By Keith Regan, Contributing Writer
Northborough–The town will not pursue a temporary fix to the Otis Street bridge, officials said during the Board of Selectmen’s Jan. 12 meeting. They added that a temporary fix would only delay a permanent replacement, which remains on schedule to be completed later this year.
Department of Public Works Director Dan Nason told selectmen that design and engineering work on the construction of a new Otis Street bridge over Hop Brook is completed and that the town will begin seeking bids from contractors starting Jan. 15.
That will give officials time to review submissions and create a solid budget figure to take to Town Meeting in April. Past estimates have put the cost to replace the bridge at close to $1 million.
The bridge has been closed since July 2014, after an accident damaged guardrails and exposed above-ground utilities and subsequent inspections by state and local officials determined it was not safe for traffic. Though a winding back road, Otis Street is a heavily used cut-through to Route 9.
The town had already identified the bridge as a candidate for replacement and voters at the April 2014 Town Meeting approved $114,000 to design a new structure.
The closure of the bridge has been a sticking point for some residents and business owners and has raised public safety concerns.
Fire Chief David Durgin said the town has put mutual aid agreements in place to have Westborough cover calls on the southern side of Otis Street, but acknowledged that response times are longer than they would be if the bridge were open.
“We have to go all the way around,” he said, adding that average response times of 6.4 minutes to the south end of Otis Street could be reduced by one to three minutes with the direct route open.
Resident John Fouracre asked the board to give the temporary option more consideration, citing the public safety concerns. But Nason said in all the options examined by the town, a temporary solution – complicated by the presence of the brook – would have delayed the permanent repair.
Durgin said the temporary options looked at would not have had the weight capacity to handle most of his department’s fire trucks anyway.
“There’s nothing more that can be done right now,” said Town Administrator John Coderre. “This project can’t be done any faster.”
If the project is wrapped by the fall, the bridge being out for a year to 18 months represents a relatively fast turnaround for a bridge ordered closed for safety reasons, Nason argued.

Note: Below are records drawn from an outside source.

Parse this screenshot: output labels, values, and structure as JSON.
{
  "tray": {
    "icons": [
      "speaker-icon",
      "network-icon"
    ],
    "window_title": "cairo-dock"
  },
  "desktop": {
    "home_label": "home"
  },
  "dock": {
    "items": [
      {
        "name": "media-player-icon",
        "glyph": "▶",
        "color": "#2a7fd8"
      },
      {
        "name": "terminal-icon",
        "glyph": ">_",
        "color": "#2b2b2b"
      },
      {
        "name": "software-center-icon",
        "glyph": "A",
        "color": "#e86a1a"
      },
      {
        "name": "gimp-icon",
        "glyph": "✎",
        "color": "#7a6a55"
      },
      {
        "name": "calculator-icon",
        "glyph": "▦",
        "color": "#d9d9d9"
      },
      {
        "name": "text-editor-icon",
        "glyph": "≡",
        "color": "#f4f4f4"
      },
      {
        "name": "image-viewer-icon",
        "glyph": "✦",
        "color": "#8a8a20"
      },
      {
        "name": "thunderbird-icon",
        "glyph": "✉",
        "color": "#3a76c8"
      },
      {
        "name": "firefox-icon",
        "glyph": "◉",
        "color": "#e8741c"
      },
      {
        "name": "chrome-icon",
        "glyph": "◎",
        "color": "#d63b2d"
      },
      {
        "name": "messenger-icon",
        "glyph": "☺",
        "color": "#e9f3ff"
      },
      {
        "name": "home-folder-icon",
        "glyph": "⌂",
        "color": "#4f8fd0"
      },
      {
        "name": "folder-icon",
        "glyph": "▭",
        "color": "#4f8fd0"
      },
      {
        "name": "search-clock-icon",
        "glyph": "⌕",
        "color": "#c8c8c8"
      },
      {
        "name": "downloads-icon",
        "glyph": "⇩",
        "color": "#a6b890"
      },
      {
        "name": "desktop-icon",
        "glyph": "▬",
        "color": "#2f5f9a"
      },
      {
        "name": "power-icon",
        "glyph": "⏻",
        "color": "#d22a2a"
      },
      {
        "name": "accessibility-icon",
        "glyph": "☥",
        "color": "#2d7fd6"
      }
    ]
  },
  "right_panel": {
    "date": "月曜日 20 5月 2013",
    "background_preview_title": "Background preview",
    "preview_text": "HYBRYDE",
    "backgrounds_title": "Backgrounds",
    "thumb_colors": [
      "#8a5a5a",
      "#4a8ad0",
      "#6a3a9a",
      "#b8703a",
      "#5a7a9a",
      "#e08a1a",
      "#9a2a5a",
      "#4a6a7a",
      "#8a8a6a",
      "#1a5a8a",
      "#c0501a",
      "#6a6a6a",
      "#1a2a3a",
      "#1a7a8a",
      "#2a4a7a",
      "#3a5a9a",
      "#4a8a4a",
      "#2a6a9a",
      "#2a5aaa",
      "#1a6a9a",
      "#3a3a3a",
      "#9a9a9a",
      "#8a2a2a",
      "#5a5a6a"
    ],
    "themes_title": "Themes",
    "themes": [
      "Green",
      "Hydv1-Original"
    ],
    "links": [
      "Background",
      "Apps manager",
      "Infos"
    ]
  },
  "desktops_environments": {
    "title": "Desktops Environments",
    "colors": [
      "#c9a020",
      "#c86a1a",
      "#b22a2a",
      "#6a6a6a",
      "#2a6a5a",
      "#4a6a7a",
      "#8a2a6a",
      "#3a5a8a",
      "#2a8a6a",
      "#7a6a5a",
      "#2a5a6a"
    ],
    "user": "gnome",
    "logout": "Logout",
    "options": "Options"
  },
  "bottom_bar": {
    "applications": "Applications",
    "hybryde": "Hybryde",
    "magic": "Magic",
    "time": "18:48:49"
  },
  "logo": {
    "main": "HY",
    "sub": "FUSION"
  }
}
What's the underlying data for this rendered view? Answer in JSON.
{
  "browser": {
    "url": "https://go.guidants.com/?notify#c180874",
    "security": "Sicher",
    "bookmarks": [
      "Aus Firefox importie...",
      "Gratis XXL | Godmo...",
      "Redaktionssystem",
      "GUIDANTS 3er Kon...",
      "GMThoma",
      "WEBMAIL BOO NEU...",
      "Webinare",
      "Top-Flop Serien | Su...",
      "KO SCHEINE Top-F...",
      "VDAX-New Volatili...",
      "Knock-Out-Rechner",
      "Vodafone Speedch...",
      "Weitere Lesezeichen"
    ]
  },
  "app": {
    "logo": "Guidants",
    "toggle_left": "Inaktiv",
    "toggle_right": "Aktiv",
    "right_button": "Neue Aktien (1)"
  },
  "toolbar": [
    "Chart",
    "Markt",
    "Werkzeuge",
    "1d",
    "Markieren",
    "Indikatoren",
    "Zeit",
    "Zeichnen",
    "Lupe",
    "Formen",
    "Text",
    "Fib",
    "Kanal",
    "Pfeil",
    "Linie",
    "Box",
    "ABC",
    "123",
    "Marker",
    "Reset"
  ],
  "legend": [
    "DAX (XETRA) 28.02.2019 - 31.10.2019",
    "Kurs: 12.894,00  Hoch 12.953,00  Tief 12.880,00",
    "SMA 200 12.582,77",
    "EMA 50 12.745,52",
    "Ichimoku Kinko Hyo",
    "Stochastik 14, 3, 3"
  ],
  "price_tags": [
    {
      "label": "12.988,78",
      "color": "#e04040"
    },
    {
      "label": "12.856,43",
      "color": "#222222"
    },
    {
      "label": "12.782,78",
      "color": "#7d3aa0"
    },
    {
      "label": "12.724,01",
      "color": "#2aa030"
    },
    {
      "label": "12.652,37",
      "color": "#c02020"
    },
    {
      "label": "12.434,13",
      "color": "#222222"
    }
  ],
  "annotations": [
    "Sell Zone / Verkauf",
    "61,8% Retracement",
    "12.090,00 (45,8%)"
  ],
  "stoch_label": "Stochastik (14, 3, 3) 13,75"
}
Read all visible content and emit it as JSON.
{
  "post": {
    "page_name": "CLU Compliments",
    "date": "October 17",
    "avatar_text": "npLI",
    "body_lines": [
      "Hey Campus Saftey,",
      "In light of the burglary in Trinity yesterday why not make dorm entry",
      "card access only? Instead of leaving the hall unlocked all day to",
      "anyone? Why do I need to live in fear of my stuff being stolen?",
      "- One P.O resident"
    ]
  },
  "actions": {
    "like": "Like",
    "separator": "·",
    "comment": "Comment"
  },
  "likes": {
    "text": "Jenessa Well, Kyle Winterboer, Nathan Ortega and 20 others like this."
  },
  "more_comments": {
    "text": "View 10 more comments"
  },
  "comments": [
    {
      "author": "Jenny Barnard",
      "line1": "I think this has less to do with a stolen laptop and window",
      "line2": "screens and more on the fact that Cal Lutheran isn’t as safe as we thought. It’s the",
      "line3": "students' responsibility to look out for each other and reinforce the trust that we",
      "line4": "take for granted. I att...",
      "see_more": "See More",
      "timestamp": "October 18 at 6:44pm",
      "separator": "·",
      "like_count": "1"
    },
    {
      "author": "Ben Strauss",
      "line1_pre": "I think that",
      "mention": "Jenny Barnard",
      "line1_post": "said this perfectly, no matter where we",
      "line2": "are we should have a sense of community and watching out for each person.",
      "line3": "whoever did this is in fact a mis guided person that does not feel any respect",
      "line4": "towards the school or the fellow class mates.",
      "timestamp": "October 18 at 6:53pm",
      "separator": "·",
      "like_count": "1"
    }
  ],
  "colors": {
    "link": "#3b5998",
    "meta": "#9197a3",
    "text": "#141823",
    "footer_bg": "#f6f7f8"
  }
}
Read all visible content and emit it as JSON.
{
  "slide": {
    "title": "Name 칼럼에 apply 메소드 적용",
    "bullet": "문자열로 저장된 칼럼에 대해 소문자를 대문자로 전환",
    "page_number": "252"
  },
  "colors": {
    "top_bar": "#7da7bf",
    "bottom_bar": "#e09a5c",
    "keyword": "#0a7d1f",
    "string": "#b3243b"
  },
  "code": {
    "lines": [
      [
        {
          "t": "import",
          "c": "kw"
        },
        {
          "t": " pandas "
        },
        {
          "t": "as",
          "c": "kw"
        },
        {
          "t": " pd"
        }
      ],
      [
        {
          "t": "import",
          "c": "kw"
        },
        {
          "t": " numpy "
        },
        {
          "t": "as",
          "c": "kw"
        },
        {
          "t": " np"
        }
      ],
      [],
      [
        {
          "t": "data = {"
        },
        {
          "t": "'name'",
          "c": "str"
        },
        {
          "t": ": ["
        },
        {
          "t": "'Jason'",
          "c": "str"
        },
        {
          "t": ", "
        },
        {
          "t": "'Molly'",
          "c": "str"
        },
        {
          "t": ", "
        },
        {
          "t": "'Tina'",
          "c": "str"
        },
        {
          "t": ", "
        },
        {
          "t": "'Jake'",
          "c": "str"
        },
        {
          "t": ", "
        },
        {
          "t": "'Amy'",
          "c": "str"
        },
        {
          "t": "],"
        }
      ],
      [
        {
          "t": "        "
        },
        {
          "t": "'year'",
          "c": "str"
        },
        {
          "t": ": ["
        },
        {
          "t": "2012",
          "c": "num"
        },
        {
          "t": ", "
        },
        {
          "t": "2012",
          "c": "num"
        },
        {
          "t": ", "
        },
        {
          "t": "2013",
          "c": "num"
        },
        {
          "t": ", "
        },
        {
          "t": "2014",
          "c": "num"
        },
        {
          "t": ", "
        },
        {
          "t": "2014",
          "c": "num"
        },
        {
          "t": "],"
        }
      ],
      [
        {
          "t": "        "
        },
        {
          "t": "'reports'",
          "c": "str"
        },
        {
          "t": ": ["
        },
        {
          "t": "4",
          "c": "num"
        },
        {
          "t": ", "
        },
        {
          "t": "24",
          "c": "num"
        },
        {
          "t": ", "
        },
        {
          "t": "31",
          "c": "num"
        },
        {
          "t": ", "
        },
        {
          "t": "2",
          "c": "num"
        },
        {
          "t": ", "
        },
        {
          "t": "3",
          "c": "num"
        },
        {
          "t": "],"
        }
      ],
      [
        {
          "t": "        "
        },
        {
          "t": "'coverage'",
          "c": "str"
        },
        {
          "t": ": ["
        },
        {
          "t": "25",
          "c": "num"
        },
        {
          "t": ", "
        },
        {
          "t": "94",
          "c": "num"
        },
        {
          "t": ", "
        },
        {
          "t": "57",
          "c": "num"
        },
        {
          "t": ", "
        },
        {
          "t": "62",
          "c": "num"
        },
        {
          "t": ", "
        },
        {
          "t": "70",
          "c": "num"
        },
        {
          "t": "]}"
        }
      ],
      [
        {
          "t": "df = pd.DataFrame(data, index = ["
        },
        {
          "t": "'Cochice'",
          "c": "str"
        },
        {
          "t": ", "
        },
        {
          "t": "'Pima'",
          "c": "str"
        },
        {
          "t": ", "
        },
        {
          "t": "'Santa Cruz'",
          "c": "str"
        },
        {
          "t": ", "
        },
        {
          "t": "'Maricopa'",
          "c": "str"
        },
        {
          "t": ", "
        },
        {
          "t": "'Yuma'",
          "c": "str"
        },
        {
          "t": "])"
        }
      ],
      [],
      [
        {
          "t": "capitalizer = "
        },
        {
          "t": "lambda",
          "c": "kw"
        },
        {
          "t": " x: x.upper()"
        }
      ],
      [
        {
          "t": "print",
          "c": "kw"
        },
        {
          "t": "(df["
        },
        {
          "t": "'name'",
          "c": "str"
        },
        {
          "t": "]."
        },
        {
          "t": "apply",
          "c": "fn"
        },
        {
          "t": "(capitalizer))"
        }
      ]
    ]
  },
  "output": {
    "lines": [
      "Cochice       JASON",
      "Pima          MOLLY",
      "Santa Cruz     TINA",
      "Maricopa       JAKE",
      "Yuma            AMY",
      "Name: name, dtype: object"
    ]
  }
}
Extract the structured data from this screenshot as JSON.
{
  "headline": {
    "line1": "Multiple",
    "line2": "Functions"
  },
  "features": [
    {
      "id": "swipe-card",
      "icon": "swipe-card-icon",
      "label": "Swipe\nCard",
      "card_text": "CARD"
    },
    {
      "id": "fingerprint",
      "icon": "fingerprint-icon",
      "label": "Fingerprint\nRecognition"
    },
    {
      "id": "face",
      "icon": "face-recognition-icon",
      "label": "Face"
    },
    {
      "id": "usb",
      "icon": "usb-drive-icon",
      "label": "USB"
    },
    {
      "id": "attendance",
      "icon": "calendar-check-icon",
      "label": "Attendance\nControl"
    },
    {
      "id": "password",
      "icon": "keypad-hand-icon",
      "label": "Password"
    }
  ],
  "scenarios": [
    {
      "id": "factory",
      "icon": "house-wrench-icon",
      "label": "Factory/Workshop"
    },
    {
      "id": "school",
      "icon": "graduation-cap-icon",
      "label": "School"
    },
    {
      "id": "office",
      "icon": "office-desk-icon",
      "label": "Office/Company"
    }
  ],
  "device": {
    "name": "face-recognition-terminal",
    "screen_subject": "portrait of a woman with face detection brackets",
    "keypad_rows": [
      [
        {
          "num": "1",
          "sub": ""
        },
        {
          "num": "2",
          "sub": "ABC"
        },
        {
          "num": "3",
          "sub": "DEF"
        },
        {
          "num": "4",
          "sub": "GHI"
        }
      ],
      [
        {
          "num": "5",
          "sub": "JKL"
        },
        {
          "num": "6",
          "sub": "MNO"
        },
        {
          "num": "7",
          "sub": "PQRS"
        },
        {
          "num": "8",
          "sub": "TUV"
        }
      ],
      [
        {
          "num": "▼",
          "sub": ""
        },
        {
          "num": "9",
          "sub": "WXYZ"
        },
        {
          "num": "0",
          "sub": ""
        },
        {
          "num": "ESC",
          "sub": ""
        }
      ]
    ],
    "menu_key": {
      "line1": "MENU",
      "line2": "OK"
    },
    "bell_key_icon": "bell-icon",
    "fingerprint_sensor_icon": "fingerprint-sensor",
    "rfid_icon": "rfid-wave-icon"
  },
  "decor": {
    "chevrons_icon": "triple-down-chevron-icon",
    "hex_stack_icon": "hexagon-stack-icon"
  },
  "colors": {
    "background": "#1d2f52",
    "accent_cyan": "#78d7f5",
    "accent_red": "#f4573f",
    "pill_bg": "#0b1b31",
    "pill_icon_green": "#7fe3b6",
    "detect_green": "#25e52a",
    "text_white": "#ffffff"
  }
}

“Usually a bridge like this could be closed for three to four years,” he said, adding that even if the bridge had not been ordered closed, it would have been out of commission while it was replaced.